Copy each entry precisely as written, and do not carry over the pictures.

"""

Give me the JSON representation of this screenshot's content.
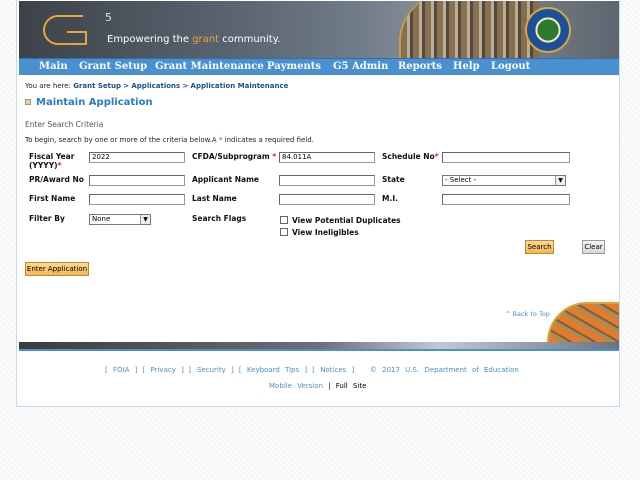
{
  "header": {
    "logo": "G5",
    "tagline_pre": "Empowering the ",
    "tagline_accent": "grant",
    "tagline_post": " community.",
    "seal": "Department of Education, United States of America"
  },
  "nav": [
    "Main",
    "Grant Setup",
    "Grant Maintenance",
    "Payments",
    "G5 Admin",
    "Reports",
    "Help",
    "Logout"
  ],
  "breadcrumb": {
    "prefix": "You are here:",
    "items": [
      "Grant Setup",
      ">",
      "Applications",
      ">",
      "Application Maintenance"
    ]
  },
  "page_title": "Maintain Application",
  "section_title": "Enter Search Criteria",
  "intro": {
    "pre": "To begin, search by one or more of the criteria below.A ",
    "star": "*",
    "post": " indicates a required field."
  },
  "form": {
    "fiscal_year": {
      "label": "Fiscal Year (YYYY)",
      "value": "2022"
    },
    "cfda": {
      "label": "CFDA/Subprogram ",
      "value": "84.011A"
    },
    "schedule": {
      "label": "Schedule No",
      "value": ""
    },
    "pr_award": {
      "label": "PR/Award No",
      "value": ""
    },
    "applicant": {
      "label": "Applicant Name",
      "value": ""
    },
    "state": {
      "label": "State",
      "value": "- Select -"
    },
    "first_name": {
      "label": "First Name",
      "value": ""
    },
    "last_name": {
      "label": "Last Name",
      "value": ""
    },
    "mi": {
      "label": "M.I.",
      "value": ""
    },
    "filter_by": {
      "label": "Filter By",
      "value": "None"
    },
    "search_flags": {
      "label": "Search Flags",
      "options": [
        {
          "label": "View Potential Duplicates",
          "checked": false
        },
        {
          "label": "View Ineligibles",
          "checked": false
        }
      ]
    },
    "required_star": "*"
  },
  "buttons": {
    "search": "Search",
    "clear": "Clear",
    "enter_application": "Enter Application"
  },
  "back_to_top": "^ Back to Top",
  "footer": {
    "links": [
      "FOIA",
      "Privacy",
      "Security",
      "Keyboard Tips",
      "Notices"
    ],
    "copyright": "© 2017 U.S. Department of Education",
    "mobile": "Mobile Version",
    "sep": "|",
    "full": "Full Site"
  },
  "colors": {
    "nav": "#4a8fd0",
    "title": "#2a7ac8",
    "button": "#f5b855",
    "required": "#e02020"
  }
}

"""

| Output |
Give me the JSON representation of this screenshot's content.
{
  "header": {
    "logo": "G5",
    "tagline_pre": "Empowering the ",
    "tagline_accent": "grant",
    "tagline_post": " community.",
    "seal": "Department of Education, United States of America"
  },
  "nav": [
    "Main",
    "Grant Setup",
    "Grant Maintenance",
    "Payments",
    "G5 Admin",
    "Reports",
    "Help",
    "Logout"
  ],
  "breadcrumb": {
    "prefix": "You are here:",
    "items": [
      "Grant Setup",
      ">",
      "Applications",
      ">",
      "Application Maintenance"
    ]
  },
  "page_title": "Maintain Application",
  "section_title": "Enter Search Criteria",
  "intro": {
    "pre": "To begin, search by one or more of the criteria below.A ",
    "star": "*",
    "post": " indicates a required field."
  },
  "form": {
    "fiscal_year": {
      "label": "Fiscal Year (YYYY)",
      "value": "2022"
    },
    "cfda": {
      "label": "CFDA/Subprogram ",
      "value": "84.011A"
    },
    "schedule": {
      "label": "Schedule No",
      "value": ""
    },
    "pr_award": {
      "label": "PR/Award No",
      "value": ""
    },
    "applicant": {
      "label": "Applicant Name",
      "value": ""
    },
    "state": {
      "label": "State",
      "value": "- Select -"
    },
    "first_name": {
      "label": "First Name",
      "value": ""
    },
    "last_name": {
      "label": "Last Name",
      "value": ""
    },
    "mi": {
      "label": "M.I.",
      "value": ""
    },
    "filter_by": {
      "label": "Filter By",
      "value": "None"
    },
    "search_flags": {
      "label": "Search Flags",
      "options": [
        {
          "label": "View Potential Duplicates",
          "checked": false
        },
        {
          "label": "View Ineligibles",
          "checked": false
        }
      ]
    },
    "required_star": "*"
  },
  "buttons": {
    "search": "Search",
    "clear": "Clear",
    "enter_application": "Enter Application"
  },
  "back_to_top": "^ Back to Top",
  "footer": {
    "links": [
      "FOIA",
      "Privacy",
      "Security",
      "Keyboard Tips",
      "Notices"
    ],
    "copyright": "© 2017 U.S. Department of Education",
    "mobile": "Mobile Version",
    "sep": "|",
    "full": "Full Site"
  },
  "colors": {
    "nav": "#4a8fd0",
    "title": "#2a7ac8",
    "button": "#f5b855",
    "required": "#e02020"
  }
}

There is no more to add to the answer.